### Assignment
Every entry below must be repeated exactly; skip the pictures.

### Data entries
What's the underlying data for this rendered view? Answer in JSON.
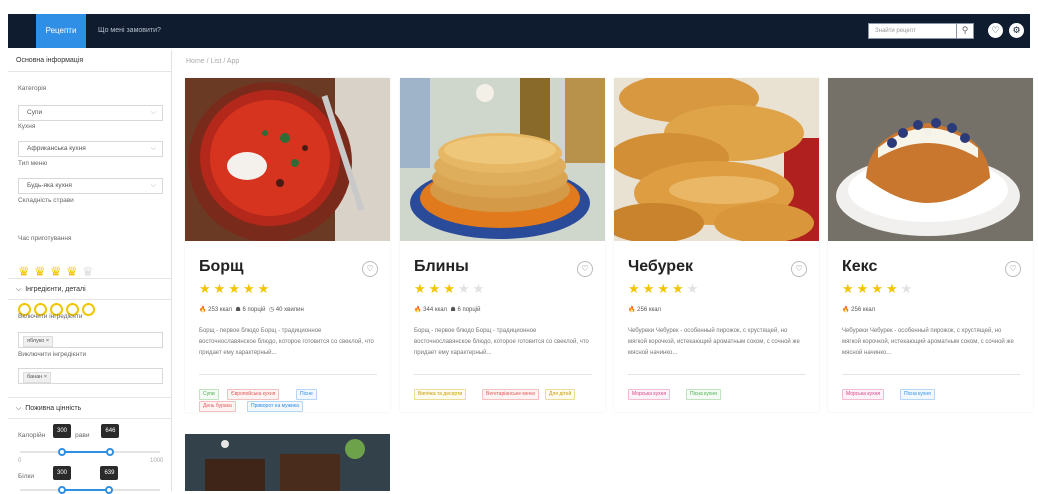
{
  "header": {
    "nav_recipes": "Рецепти",
    "nav_fridge": "Що мені замовити?",
    "search_placeholder": "Знайти рецепт"
  },
  "sidebar": {
    "main_info": "Основна інформація",
    "category_label": "Категорія",
    "category_value": "Супи",
    "cuisine_label": "Кухня",
    "cuisine_value": "Африканська кухня",
    "menu_type_label": "Тип меню",
    "menu_type_value": "Будь-яка кухня",
    "difficulty_label": "Складність страви",
    "difficulty_rating": 4,
    "difficulty_max": 5,
    "cook_time_label": "Час приготування",
    "ingredients_section": "Інгредієнти, деталі",
    "include_label": "Включити інгредієнти",
    "include_chip": "яблуко ×",
    "exclude_label": "Виключити інгредієнти",
    "exclude_chip": "банан ×",
    "nutrition_section": "Поживна цінність",
    "calories_label_a": "Калорійн",
    "calories_label_b": "рави",
    "calories_min": 300,
    "calories_max": 646,
    "calories_low_label": "0",
    "calories_high_label": "1000",
    "protein_label": "Білки",
    "protein_min": 300,
    "protein_max": 639
  },
  "breadcrumb": "Home / List / App",
  "cards": [
    {
      "title": "Борщ",
      "rating": 5,
      "kcal": "253 ккал",
      "portions": "6 порцій",
      "time": "40 хвилин",
      "desc": "Борщ - первое блюдо Борщ - традиционное восточнославянское блюдо, которое готовится со свеклой, что придает ему характерный...",
      "tags": [
        {
          "text": "Супи",
          "color": "green"
        },
        {
          "text": "Європейська кухня",
          "color": "red"
        },
        {
          "text": "Пісне",
          "color": "blue"
        },
        {
          "text": "День бурака",
          "color": "red"
        },
        {
          "text": "Приворот на мужика",
          "color": "blue"
        }
      ]
    },
    {
      "title": "Блины",
      "rating": 3,
      "kcal": "344 ккал",
      "portions": "6 порцій",
      "desc": "Борщ - первое блюдо Борщ - традиционное восточнославянское блюдо, которое готовится со свеклой, что придает ему характерный...",
      "tags": [
        {
          "text": "Випічка та десерти",
          "color": "yellow"
        },
        {
          "text": "Вегетаріанське меню",
          "color": "red"
        },
        {
          "text": "Для дітей",
          "color": "yellow"
        }
      ]
    },
    {
      "title": "Чебурек",
      "rating": 4,
      "kcal": "256 ккал",
      "desc": "Чебуреки Чебурек - особенный пирожок, с хрустящей, но мягкой корочкой, истекающий ароматным соком, с сочной же мясной начинко...",
      "tags": [
        {
          "text": "Морська кухня",
          "color": "pink"
        },
        {
          "text": "Пісна кухня",
          "color": "green"
        }
      ]
    },
    {
      "title": "Кекс",
      "rating": 4,
      "kcal": "256 ккал",
      "desc": "Чебуреки Чебурек - особенный пирожок, с хрустящей, но мягкой корочкой, истекающий ароматным соком, с сочной же мясной начинко...",
      "tags": [
        {
          "text": "Морська кухня",
          "color": "pink"
        },
        {
          "text": "Пісна кухня",
          "color": "blue"
        }
      ]
    }
  ],
  "colors": {
    "topbar": "#0f1b2e",
    "accent": "#2f8fe6",
    "star": "#f2c500"
  }
}
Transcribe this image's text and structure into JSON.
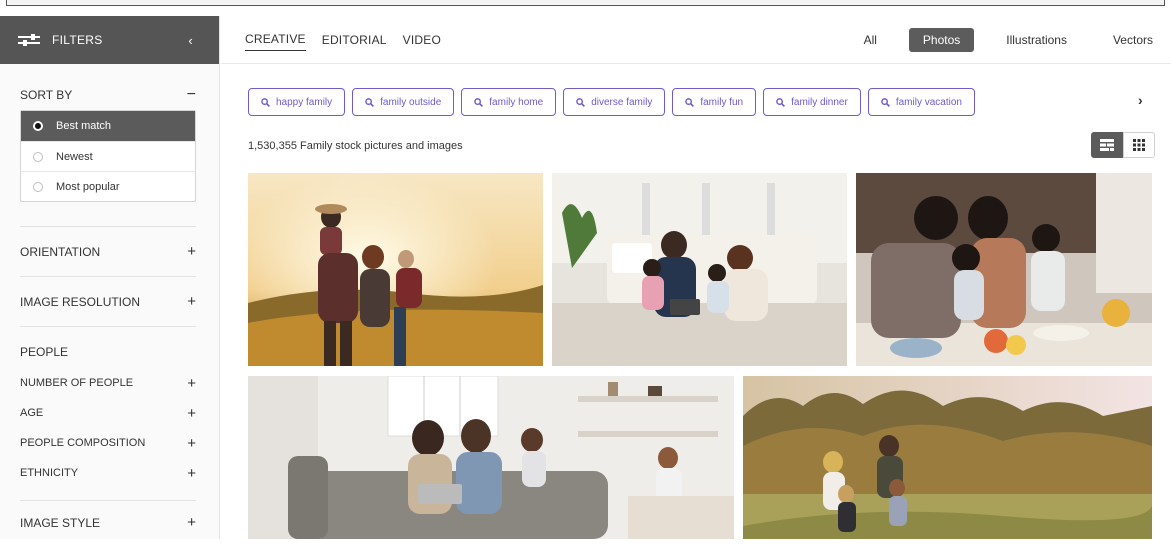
{
  "sidebar": {
    "header_label": "FILTERS",
    "collapse_glyph": "‹",
    "sort_by": {
      "label": "SORT BY",
      "toggle": "−",
      "options": [
        "Best match",
        "Newest",
        "Most popular"
      ],
      "selected": "Best match"
    },
    "sections": {
      "orientation": "ORIENTATION",
      "image_resolution": "IMAGE RESOLUTION",
      "people": "PEOPLE",
      "number_of_people": "NUMBER OF PEOPLE",
      "age": "AGE",
      "people_composition": "PEOPLE COMPOSITION",
      "ethnicity": "ETHNICITY",
      "image_style": "IMAGE STYLE"
    },
    "expand_glyph": "+"
  },
  "content_tabs": [
    "CREATIVE",
    "EDITORIAL",
    "VIDEO"
  ],
  "active_content_tab": "CREATIVE",
  "asset_types": [
    "All",
    "Photos",
    "Illustrations",
    "Vectors"
  ],
  "active_asset_type": "Photos",
  "related_searches": [
    "happy family",
    "family outside",
    "family home",
    "diverse family",
    "family fun",
    "family dinner",
    "family vacation"
  ],
  "next_glyph": "›",
  "results_count_text": "1,530,355 Family stock pictures and images",
  "colors": {
    "accent_purple": "#6d5bd0",
    "dark_gray": "#555555",
    "sidebar_bg": "#fafafa"
  },
  "icons": {
    "filter": "sliders-icon",
    "search": "search-icon",
    "grid_mosaic": "mosaic-grid-icon",
    "grid_square": "square-grid-icon"
  }
}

### Reply to the exercise
What's the underlying data for this rendered view? Answer in JSON.
{
  "header": {
    "nav_recipes": "Рецепти",
    "nav_fridge": "Що мені замовити?",
    "search_placeholder": "Знайти рецепт"
  },
  "sidebar": {
    "main_info": "Основна інформація",
    "category_label": "Категорія",
    "category_value": "Супи",
    "cuisine_label": "Кухня",
    "cuisine_value": "Африканська кухня",
    "menu_type_label": "Тип меню",
    "menu_type_value": "Будь-яка кухня",
    "difficulty_label": "Складність страви",
    "difficulty_rating": 4,
    "difficulty_max": 5,
    "cook_time_label": "Час приготування",
    "ingredients_section": "Інгредієнти, деталі",
    "include_label": "Включити інгредієнти",
    "include_chip": "яблуко ×",
    "exclude_label": "Виключити інгредієнти",
    "exclude_chip": "банан ×",
    "nutrition_section": "Поживна цінність",
    "calories_label_a": "Калорійн",
    "calories_label_b": "рави",
    "calories_min": 300,
    "calories_max": 646,
    "calories_low_label": "0",
    "calories_high_label": "1000",
    "protein_label": "Білки",
    "protein_min": 300,
    "protein_max": 639
  },
  "breadcrumb": "Home / List / App",
  "cards": [
    {
      "title": "Борщ",
      "rating": 5,
      "kcal": "253 ккал",
      "portions": "6 порцій",
      "time": "40 хвилин",
      "desc": "Борщ - первое блюдо Борщ - традиционное восточнославянское блюдо, которое готовится со свеклой, что придает ему характерный...",
      "tags": [
        {
          "text": "Супи",
          "color": "green"
        },
        {
          "text": "Європейська кухня",
          "color": "red"
        },
        {
          "text": "Пісне",
          "color": "blue"
        },
        {
          "text": "День бурака",
          "color": "red"
        },
        {
          "text": "Приворот на мужика",
          "color": "blue"
        }
      ]
    },
    {
      "title": "Блины",
      "rating": 3,
      "kcal": "344 ккал",
      "portions": "6 порцій",
      "desc": "Борщ - первое блюдо Борщ - традиционное восточнославянское блюдо, которое готовится со свеклой, что придает ему характерный...",
      "tags": [
        {
          "text": "Випічка та десерти",
          "color": "yellow"
        },
        {
          "text": "Вегетаріанське меню",
          "color": "red"
        },
        {
          "text": "Для дітей",
          "color": "yellow"
        }
      ]
    },
    {
      "title": "Чебурек",
      "rating": 4,
      "kcal": "256 ккал",
      "desc": "Чебуреки Чебурек - особенный пирожок, с хрустящей, но мягкой корочкой, истекающий ароматным соком, с сочной же мясной начинко...",
      "tags": [
        {
          "text": "Морська кухня",
          "color": "pink"
        },
        {
          "text": "Пісна кухня",
          "color": "green"
        }
      ]
    },
    {
      "title": "Кекс",
      "rating": 4,
      "kcal": "256 ккал",
      "desc": "Чебуреки Чебурек - особенный пирожок, с хрустящей, но мягкой корочкой, истекающий ароматным соком, с сочной же мясной начинко...",
      "tags": [
        {
          "text": "Морська кухня",
          "color": "pink"
        },
        {
          "text": "Пісна кухня",
          "color": "blue"
        }
      ]
    }
  ],
  "colors": {
    "topbar": "#0f1b2e",
    "accent": "#2f8fe6",
    "star": "#f2c500"
  }
}
Transcribe this image's text and structure into JSON.
{
  "sidebar": {
    "header_label": "FILTERS",
    "collapse_glyph": "‹",
    "sort_by": {
      "label": "SORT BY",
      "toggle": "−",
      "options": [
        "Best match",
        "Newest",
        "Most popular"
      ],
      "selected": "Best match"
    },
    "sections": {
      "orientation": "ORIENTATION",
      "image_resolution": "IMAGE RESOLUTION",
      "people": "PEOPLE",
      "number_of_people": "NUMBER OF PEOPLE",
      "age": "AGE",
      "people_composition": "PEOPLE COMPOSITION",
      "ethnicity": "ETHNICITY",
      "image_style": "IMAGE STYLE"
    },
    "expand_glyph": "+"
  },
  "content_tabs": [
    "CREATIVE",
    "EDITORIAL",
    "VIDEO"
  ],
  "active_content_tab": "CREATIVE",
  "asset_types": [
    "All",
    "Photos",
    "Illustrations",
    "Vectors"
  ],
  "active_asset_type": "Photos",
  "related_searches": [
    "happy family",
    "family outside",
    "family home",
    "diverse family",
    "family fun",
    "family dinner",
    "family vacation"
  ],
  "next_glyph": "›",
  "results_count_text": "1,530,355 Family stock pictures and images",
  "colors": {
    "accent_purple": "#6d5bd0",
    "dark_gray": "#555555",
    "sidebar_bg": "#fafafa"
  },
  "icons": {
    "filter": "sliders-icon",
    "search": "search-icon",
    "grid_mosaic": "mosaic-grid-icon",
    "grid_square": "square-grid-icon"
  }
}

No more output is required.